Supposedly it’s also “fake news” that his campaign was in contact with agents of Russian intelligence at about the time the Russians were hacking the computers of the Democratic National Committee.  The leaks that led to those stories, however, are serious business, “so unfair,” according to Trump, and need to be investigated. When pressed on the apparent contradiction, Trump explained that leaks are real but the news that comes from them is fake, “because so much of the  news is fake.” Get it now?
See, here’s something Mr. Trump probably doesn’t get about this whole leak business. I’ve tried cases in criminal and domestic courts for over 25 years now, and “where did you get that?! You’re not supposed to have that!” when confronted with damning evidence is the cry of a guilty man.
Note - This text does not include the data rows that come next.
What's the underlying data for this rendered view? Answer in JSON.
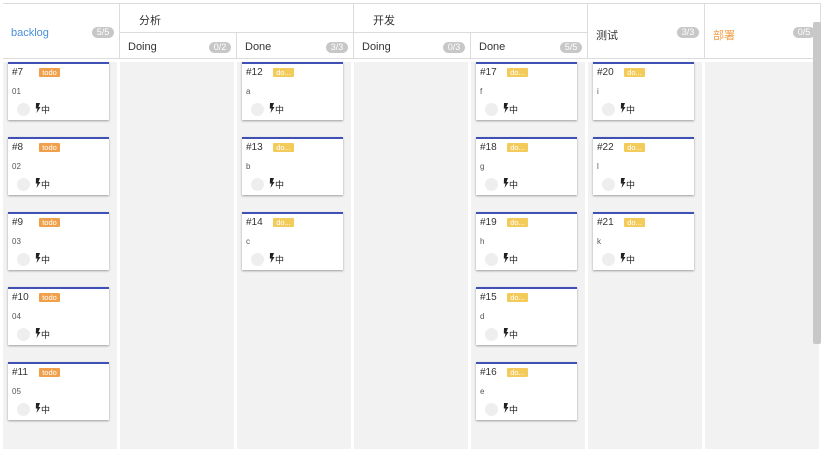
{
  "groups": {
    "analysis": "分析",
    "dev": "开发"
  },
  "columns": {
    "backlog": {
      "label": "backlog",
      "count": "5/5",
      "color": "#4a90d9"
    },
    "analysis_doing": {
      "label": "Doing",
      "count": "0/2"
    },
    "analysis_done": {
      "label": "Done",
      "count": "3/3"
    },
    "dev_doing": {
      "label": "Doing",
      "count": "0/3"
    },
    "dev_done": {
      "label": "Done",
      "count": "5/5"
    },
    "test": {
      "label": "测试",
      "count": "3/3"
    },
    "deploy": {
      "label": "部署",
      "count": "0/5",
      "color": "#f0a04a"
    }
  },
  "cards": {
    "backlog": [
      {
        "num": "#7",
        "tag": "todo",
        "title": "01",
        "priority": "中"
      },
      {
        "num": "#8",
        "tag": "todo",
        "title": "02",
        "priority": "中"
      },
      {
        "num": "#9",
        "tag": "todo",
        "title": "03",
        "priority": "中"
      },
      {
        "num": "#10",
        "tag": "todo",
        "title": "04",
        "priority": "中"
      },
      {
        "num": "#11",
        "tag": "todo",
        "title": "05",
        "priority": "中"
      }
    ],
    "analysis_done": [
      {
        "num": "#12",
        "tag": "do...",
        "title": "a",
        "priority": "中"
      },
      {
        "num": "#13",
        "tag": "do...",
        "title": "b",
        "priority": "中"
      },
      {
        "num": "#14",
        "tag": "do...",
        "title": "c",
        "priority": "中"
      }
    ],
    "dev_done": [
      {
        "num": "#17",
        "tag": "do...",
        "title": "f",
        "priority": "中"
      },
      {
        "num": "#18",
        "tag": "do...",
        "title": "g",
        "priority": "中"
      },
      {
        "num": "#19",
        "tag": "do...",
        "title": "h",
        "priority": "中"
      },
      {
        "num": "#15",
        "tag": "do...",
        "title": "d",
        "priority": "中"
      },
      {
        "num": "#16",
        "tag": "do...",
        "title": "e",
        "priority": "中"
      }
    ],
    "test": [
      {
        "num": "#20",
        "tag": "do...",
        "title": "i",
        "priority": "中"
      },
      {
        "num": "#22",
        "tag": "do...",
        "title": "l",
        "priority": "中"
      },
      {
        "num": "#21",
        "tag": "do...",
        "title": "k",
        "priority": "中"
      }
    ]
  },
  "colors": {
    "card_top_border": "#3f51b5",
    "todo_tag": "#f0a04a",
    "doing_tag": "#f3cb5a",
    "lane_bg": "#f2f2f2"
  }
}
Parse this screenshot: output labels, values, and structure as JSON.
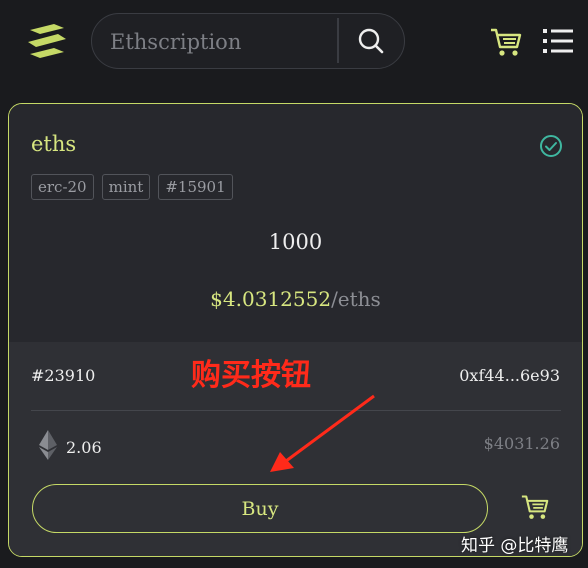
{
  "header": {
    "search_placeholder": "Ethscription",
    "icons": {
      "logo": "logo-icon",
      "search": "search-icon",
      "cart": "cart-icon",
      "menu": "menu-icon"
    }
  },
  "card": {
    "ticker": "eths",
    "tags": [
      "erc-20",
      "mint",
      "#15901"
    ],
    "amount": "1000",
    "price_value": "$4.0312552",
    "price_unit": "/eths",
    "inscription_id": "#23910",
    "owner_address": "0xf44...6e93",
    "eth_price": "2.06",
    "usd_price": "$4031.26",
    "buy_label": "Buy"
  },
  "annotation": {
    "text": "购买按钮"
  },
  "watermark": {
    "text": "知乎 @比特鹰"
  },
  "colors": {
    "accent": "#d7e680",
    "border_accent": "#c5d966",
    "check": "#3fb7a0",
    "annotation": "#ff2a1a",
    "background": "#1a1b1e",
    "card": "#27282d"
  }
}
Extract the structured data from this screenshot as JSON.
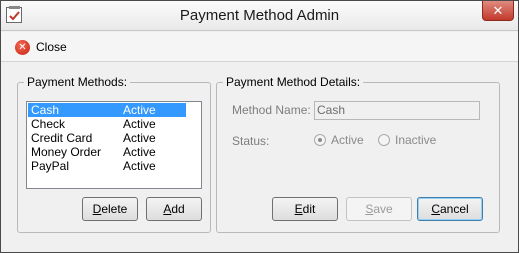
{
  "window": {
    "title": "Payment Method Admin",
    "close_glyph": "✕"
  },
  "toolbar": {
    "close_label": "Close",
    "close_glyph": "✕"
  },
  "methods_group": {
    "legend": "Payment Methods:",
    "items": [
      {
        "name": "Cash",
        "status": "Active",
        "selected": true
      },
      {
        "name": "Check",
        "status": "Active"
      },
      {
        "name": "Credit Card",
        "status": "Active"
      },
      {
        "name": "Money Order",
        "status": "Active"
      },
      {
        "name": "PayPal",
        "status": "Active"
      }
    ],
    "delete_label": "Delete",
    "add_label": "Add"
  },
  "details_group": {
    "legend": "Payment Method Details:",
    "method_name_label": "Method Name:",
    "method_name_value": "Cash",
    "status_label": "Status:",
    "status_options": [
      "Active",
      "Inactive"
    ],
    "status_selected": "Active",
    "edit_label": "Edit",
    "save_label": "Save",
    "cancel_label": "Cancel"
  }
}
Mr. Trump spent a lot of time complaining, as he always does, about how unfair everything is to him.  After all, he said, “I inherited a mess.” Funny, I seem to recall every time President Obama mentioned the mess he’d inherited, including the greatest economic crisis since the Great Depression, the wingnuts shrieked “When is Obama going to stop blaming Bush for all his problems and show some leadership!?” 
A real low point (there were so many) was when Trump responded to a question from  April Ryan of American Urban Radio Networks as to whether the Congressional Black Caucus was going to be included in meetings on Trump’s “urban agenda.” “Do you know them?” Trump said challengingly. “Do you want to set up the meeting?” When Ryan noted that she was only a reporter, Trump snapped “well then, set up the meeting.”
Oh, and he also rudely dismissed a Jewish reporter in a yarmulke for asking about rising anti-semitism in the country. “Not a fair question,” he snapped.  “Sit down.” This must have reassured his large and devoted neo-Nazi following that he’s still on their side.
All of this is just catnip,  of course, to Trump’s hard core supporters. Sure, the leader of the Free World sounded like an angry drunk at the end of the bar raging at the TV when the bartender flips it to CNN. But Trump could have done the conference in a clown nose and rubber duck hat, honking a bicycle horn and speaking in pig Latin, and his base would eat it up, so long as he attacked the press and put a black reporter—a woman, no less-- in her place. All it lacked to make it like the good old days of the campaign was some random old white dude smacking April Ryan in the face as she was led out.  
 In the end, this wasn’t a press conference. It was another rally for the troops, yet another campaign event for the man who’d rather keep campaigning than actually govern.